## YOUR TASK
Scan the records below and copy every line that contains the string "title".
╭─ DATASET EXCERPTS
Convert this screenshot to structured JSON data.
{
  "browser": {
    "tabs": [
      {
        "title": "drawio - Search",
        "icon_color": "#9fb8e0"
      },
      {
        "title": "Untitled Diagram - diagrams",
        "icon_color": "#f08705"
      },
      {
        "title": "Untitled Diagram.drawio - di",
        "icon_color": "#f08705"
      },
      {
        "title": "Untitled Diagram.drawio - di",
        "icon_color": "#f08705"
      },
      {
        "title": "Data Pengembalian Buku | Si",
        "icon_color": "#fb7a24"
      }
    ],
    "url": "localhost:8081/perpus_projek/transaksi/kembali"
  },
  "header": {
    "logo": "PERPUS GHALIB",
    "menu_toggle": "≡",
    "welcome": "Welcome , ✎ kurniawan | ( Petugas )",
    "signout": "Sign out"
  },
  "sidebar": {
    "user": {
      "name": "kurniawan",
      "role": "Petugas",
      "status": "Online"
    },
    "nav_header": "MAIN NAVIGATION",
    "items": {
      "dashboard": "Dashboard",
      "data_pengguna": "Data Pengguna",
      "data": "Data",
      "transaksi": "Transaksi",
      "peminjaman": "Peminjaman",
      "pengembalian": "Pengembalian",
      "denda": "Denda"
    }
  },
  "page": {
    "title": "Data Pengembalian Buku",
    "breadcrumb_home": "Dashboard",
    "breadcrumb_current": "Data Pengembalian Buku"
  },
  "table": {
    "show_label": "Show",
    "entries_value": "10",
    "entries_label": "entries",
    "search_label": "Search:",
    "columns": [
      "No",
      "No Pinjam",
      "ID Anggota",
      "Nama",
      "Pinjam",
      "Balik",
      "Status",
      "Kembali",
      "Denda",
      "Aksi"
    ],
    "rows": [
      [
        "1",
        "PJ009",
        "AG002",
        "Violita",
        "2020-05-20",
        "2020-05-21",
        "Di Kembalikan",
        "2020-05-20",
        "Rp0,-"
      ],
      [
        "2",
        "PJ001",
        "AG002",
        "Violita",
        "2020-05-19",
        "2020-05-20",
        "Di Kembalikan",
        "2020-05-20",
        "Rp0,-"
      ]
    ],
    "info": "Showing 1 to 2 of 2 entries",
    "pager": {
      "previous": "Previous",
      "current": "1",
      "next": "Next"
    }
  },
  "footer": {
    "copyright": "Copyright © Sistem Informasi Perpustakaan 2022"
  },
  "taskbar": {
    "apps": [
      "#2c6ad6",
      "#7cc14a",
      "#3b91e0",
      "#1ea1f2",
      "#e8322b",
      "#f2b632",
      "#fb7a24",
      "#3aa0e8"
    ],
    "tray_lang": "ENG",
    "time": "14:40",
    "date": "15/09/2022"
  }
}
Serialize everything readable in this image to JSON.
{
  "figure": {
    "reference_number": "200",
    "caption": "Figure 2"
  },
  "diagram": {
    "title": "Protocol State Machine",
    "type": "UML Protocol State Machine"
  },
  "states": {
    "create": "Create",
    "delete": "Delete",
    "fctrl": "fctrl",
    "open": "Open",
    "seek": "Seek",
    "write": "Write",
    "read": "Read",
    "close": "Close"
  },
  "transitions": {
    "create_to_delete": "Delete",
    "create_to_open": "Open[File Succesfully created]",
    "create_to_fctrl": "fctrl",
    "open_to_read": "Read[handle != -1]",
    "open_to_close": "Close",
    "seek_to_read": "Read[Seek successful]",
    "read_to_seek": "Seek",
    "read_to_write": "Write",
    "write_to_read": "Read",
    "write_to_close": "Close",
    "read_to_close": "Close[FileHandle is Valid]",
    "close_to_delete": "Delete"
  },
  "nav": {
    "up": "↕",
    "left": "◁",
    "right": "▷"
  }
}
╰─
## WRITTEN ANSWER
        "title": "drawio - Search",
        "title": "Untitled Diagram - diagrams",
        "title": "Untitled Diagram.drawio - di",
        "title": "Untitled Diagram.drawio - di",
        "title": "Data Pengembalian Buku | Si",
    "title": "Data Pengembalian Buku",
    "title": "Protocol State Machine",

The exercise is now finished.